### Task item
Which lines of the entries contain the string "this"? Please find them and copy them.

### Data for processing
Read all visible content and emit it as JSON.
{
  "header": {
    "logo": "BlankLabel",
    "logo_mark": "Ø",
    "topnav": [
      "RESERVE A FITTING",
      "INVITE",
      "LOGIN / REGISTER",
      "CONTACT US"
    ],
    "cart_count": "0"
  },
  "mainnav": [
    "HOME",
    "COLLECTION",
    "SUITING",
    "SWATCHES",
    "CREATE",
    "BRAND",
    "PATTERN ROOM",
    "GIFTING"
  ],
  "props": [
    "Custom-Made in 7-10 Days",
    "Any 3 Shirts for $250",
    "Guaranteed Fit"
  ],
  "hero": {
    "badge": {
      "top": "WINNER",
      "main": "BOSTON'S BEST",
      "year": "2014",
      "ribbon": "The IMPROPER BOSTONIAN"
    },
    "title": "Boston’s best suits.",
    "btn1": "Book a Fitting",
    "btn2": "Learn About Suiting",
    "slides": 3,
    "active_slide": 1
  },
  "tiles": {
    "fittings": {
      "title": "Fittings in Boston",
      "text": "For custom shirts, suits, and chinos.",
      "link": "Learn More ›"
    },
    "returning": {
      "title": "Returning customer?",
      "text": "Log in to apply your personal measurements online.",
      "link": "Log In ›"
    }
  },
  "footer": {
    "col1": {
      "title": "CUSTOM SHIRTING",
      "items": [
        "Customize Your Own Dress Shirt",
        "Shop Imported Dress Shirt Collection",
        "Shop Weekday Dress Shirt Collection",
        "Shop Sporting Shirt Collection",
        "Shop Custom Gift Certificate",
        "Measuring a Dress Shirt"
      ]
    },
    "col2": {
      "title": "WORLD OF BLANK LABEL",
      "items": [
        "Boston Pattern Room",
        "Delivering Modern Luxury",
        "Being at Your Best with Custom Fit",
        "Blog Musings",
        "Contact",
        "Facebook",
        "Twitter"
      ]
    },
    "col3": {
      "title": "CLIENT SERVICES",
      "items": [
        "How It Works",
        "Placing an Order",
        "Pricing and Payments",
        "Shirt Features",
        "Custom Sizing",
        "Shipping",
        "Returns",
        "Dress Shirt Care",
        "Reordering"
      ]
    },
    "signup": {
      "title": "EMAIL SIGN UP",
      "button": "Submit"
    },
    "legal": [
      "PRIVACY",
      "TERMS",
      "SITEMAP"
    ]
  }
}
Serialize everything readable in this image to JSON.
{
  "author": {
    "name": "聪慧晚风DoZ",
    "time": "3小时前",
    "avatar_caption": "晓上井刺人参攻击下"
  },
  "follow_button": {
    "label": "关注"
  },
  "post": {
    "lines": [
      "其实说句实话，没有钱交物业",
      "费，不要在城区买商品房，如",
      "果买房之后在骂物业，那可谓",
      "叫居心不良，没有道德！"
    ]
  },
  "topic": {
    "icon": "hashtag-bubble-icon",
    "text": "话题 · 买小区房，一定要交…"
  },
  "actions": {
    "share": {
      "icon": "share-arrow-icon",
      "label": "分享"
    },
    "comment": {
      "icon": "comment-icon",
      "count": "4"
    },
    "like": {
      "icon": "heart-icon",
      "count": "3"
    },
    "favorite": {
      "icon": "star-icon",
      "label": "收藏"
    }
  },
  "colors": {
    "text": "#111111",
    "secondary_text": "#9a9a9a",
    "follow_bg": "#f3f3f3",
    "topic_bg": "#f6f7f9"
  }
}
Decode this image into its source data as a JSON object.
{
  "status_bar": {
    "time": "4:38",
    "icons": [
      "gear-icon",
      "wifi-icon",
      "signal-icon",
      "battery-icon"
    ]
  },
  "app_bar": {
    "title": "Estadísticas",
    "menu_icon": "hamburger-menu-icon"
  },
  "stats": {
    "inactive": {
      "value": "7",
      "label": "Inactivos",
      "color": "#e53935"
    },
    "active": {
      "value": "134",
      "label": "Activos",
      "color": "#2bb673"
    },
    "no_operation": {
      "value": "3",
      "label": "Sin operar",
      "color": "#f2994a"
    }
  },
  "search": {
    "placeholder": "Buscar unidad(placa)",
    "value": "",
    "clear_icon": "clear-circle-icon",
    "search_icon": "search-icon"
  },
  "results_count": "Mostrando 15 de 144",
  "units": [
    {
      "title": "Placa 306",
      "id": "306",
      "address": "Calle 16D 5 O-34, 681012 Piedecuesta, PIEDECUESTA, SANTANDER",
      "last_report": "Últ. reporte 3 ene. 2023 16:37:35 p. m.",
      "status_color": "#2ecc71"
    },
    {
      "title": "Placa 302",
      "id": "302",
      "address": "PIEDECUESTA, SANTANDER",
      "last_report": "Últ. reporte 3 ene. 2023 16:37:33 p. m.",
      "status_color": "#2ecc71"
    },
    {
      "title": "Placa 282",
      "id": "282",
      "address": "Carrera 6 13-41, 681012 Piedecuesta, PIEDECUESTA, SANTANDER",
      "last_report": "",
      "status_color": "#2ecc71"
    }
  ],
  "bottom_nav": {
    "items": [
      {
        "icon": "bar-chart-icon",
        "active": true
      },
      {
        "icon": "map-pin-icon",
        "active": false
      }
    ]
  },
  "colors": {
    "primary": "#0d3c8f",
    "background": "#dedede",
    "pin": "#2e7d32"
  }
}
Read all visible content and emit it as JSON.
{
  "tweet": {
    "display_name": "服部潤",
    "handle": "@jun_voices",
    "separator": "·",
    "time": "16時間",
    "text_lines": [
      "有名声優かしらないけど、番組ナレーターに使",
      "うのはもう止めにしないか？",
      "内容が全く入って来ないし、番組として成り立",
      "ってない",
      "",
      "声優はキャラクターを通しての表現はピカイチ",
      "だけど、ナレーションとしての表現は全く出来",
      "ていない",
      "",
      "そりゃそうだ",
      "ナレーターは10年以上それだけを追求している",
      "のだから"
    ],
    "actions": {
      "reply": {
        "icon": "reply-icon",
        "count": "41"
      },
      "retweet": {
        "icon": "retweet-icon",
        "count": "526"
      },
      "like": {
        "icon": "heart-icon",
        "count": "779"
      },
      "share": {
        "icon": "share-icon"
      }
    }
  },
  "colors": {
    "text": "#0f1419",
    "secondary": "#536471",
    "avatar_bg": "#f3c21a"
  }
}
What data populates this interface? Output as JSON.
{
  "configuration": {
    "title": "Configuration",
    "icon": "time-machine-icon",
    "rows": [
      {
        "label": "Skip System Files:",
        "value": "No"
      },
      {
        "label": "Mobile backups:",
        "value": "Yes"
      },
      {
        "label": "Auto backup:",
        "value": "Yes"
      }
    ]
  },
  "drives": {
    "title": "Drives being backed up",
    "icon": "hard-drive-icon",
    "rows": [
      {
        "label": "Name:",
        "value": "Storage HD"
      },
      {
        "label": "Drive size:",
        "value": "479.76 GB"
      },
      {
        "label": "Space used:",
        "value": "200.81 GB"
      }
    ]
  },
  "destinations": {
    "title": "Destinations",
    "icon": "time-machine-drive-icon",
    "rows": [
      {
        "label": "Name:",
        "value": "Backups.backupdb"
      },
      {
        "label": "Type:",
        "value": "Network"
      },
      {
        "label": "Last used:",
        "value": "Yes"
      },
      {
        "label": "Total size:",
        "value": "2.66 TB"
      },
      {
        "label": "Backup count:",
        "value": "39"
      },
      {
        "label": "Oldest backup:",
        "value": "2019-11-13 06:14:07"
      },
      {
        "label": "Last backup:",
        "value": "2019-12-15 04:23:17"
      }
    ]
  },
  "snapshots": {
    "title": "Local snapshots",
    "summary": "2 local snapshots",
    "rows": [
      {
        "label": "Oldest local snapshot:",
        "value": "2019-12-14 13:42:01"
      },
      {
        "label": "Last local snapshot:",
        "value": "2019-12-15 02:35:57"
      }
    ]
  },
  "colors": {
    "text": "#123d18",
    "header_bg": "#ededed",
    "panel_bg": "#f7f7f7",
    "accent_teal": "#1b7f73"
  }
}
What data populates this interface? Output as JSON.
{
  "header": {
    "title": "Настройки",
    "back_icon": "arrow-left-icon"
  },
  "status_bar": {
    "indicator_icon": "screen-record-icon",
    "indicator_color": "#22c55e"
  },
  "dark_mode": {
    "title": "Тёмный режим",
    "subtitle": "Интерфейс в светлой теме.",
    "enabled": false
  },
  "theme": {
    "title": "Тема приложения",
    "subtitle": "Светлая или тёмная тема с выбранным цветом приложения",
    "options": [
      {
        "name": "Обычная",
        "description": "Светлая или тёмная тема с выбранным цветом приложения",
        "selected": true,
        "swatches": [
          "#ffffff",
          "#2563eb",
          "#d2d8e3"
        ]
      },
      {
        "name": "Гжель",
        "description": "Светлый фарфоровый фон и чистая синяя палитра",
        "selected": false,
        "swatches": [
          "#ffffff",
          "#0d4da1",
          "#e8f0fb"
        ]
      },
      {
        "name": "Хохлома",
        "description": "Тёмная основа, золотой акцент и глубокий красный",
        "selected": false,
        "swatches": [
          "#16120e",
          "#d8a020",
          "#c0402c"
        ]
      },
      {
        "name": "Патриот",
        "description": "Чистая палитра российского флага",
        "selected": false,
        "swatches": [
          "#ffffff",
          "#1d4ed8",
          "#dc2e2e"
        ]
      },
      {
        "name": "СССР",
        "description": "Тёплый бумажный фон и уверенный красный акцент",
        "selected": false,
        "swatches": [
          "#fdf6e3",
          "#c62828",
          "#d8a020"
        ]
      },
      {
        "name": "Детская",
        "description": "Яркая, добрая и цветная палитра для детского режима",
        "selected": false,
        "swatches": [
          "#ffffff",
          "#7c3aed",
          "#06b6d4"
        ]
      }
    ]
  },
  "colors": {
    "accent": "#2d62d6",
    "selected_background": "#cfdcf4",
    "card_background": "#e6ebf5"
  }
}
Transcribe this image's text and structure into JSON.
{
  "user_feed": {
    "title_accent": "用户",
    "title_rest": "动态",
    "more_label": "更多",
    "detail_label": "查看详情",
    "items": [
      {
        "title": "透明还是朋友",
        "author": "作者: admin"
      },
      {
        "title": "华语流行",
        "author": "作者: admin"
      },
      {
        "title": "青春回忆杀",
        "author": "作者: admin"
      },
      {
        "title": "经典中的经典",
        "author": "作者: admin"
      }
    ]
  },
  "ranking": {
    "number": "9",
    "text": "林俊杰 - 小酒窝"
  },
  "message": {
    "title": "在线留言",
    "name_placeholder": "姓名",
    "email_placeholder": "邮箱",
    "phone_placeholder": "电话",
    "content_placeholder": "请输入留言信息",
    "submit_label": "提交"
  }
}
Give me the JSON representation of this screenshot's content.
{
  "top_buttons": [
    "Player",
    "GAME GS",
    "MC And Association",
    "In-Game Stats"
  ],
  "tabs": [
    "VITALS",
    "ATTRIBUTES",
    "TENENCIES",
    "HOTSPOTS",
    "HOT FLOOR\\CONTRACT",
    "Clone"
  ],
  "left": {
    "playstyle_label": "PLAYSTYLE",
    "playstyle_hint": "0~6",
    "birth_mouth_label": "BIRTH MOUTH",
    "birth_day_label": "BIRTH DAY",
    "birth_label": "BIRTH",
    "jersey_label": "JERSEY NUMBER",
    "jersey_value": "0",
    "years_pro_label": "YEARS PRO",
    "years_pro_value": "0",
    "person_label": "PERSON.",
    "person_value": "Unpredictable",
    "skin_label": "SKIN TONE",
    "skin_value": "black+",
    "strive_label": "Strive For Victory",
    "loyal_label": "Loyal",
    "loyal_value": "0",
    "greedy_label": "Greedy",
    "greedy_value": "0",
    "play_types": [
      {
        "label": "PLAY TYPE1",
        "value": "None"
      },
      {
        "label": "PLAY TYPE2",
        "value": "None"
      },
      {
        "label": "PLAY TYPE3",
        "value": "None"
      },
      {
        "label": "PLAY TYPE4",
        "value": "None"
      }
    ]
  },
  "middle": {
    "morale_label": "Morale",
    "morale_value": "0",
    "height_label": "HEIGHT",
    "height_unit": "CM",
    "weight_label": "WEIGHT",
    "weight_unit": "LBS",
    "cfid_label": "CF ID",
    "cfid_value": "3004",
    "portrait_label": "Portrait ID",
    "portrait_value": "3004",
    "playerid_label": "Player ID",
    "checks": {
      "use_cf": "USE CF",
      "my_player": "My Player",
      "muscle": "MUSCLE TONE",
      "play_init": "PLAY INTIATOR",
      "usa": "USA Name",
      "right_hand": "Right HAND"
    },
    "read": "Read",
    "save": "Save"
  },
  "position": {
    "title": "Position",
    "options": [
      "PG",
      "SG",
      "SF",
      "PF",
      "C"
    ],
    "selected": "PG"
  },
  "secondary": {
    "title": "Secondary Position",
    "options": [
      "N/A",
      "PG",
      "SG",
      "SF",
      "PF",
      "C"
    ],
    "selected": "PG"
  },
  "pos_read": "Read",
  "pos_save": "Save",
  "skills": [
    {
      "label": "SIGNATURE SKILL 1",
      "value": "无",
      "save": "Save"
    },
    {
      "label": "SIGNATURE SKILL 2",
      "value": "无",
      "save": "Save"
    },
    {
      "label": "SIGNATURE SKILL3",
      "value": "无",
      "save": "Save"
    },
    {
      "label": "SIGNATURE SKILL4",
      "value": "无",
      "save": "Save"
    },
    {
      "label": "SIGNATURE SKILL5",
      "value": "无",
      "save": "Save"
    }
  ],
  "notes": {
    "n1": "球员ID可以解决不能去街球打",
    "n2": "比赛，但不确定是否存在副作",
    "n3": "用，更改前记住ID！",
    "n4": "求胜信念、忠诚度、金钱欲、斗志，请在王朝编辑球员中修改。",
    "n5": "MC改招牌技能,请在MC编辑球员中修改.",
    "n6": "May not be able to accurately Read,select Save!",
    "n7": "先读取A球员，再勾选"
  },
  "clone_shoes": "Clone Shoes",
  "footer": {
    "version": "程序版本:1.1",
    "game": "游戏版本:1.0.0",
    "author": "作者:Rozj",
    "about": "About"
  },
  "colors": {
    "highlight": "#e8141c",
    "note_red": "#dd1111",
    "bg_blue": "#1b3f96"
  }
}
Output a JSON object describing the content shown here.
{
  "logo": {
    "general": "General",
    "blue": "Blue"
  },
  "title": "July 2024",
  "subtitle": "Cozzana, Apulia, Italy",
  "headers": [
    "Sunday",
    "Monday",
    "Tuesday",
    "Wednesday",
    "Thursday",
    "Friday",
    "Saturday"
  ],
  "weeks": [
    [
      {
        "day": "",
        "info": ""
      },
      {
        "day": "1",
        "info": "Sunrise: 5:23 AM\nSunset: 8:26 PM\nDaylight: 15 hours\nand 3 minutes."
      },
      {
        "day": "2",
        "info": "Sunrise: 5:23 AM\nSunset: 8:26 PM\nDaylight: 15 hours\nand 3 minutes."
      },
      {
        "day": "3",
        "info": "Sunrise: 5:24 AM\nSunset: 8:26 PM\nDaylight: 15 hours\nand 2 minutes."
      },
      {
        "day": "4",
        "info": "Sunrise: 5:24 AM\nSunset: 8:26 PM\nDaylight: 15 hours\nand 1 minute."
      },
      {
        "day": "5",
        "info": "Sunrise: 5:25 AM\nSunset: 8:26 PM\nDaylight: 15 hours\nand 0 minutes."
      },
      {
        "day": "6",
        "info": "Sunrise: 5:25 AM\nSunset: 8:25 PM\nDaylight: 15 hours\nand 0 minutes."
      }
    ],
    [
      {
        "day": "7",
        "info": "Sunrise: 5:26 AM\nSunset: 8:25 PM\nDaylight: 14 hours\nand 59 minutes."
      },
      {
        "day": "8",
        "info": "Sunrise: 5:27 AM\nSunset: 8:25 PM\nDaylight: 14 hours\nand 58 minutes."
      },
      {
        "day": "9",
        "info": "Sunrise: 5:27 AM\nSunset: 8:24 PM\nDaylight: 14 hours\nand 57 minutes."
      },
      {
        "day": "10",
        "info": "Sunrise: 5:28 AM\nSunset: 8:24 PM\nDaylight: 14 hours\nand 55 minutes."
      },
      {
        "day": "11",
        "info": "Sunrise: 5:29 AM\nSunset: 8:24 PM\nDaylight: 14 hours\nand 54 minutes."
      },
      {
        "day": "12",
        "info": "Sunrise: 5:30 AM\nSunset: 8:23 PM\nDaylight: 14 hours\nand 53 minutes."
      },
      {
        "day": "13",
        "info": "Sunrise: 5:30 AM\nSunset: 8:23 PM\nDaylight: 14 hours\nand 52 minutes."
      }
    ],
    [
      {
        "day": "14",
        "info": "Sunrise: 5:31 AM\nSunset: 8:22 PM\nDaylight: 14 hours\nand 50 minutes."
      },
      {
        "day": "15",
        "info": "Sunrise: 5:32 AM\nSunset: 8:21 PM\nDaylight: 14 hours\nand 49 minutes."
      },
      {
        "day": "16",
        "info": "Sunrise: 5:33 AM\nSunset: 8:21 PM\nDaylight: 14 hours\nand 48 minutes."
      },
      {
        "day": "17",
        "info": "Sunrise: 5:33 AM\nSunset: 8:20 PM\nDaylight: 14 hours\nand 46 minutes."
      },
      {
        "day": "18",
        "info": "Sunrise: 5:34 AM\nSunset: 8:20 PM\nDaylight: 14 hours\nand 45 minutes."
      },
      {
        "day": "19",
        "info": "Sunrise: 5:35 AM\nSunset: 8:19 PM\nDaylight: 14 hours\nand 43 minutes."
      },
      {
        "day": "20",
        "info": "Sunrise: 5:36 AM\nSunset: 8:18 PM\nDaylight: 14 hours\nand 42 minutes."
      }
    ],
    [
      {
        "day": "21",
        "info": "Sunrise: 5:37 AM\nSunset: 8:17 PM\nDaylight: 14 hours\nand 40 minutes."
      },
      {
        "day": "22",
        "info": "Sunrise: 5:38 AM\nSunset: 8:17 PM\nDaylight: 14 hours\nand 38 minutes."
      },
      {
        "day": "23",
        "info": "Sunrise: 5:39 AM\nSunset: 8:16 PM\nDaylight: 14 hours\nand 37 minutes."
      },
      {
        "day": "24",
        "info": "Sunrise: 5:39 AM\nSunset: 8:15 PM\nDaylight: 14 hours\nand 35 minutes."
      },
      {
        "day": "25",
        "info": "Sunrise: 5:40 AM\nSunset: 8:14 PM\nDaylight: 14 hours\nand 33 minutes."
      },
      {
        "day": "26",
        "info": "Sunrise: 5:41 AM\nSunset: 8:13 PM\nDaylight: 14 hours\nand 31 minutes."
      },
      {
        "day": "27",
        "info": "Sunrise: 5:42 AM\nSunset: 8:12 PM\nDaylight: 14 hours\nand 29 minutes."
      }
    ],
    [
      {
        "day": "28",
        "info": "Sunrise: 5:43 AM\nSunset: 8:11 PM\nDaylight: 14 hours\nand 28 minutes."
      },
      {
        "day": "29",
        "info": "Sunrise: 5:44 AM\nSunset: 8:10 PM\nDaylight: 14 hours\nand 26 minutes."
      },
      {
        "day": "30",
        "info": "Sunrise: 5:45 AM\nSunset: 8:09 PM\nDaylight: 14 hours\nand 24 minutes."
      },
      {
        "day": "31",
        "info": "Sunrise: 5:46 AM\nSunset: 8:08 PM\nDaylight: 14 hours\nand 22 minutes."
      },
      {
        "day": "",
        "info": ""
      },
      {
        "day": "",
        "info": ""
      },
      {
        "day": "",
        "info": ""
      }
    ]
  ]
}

### Result
Serialize everything readable in this image to JSON.
Decode this image into its source data as a JSON object.
What data populates this interface? Output as JSON.
What data populates this interface? Output as JSON.
Transcribe this image's text and structure into JSON.
Give me the JSON representation of this screenshot's content.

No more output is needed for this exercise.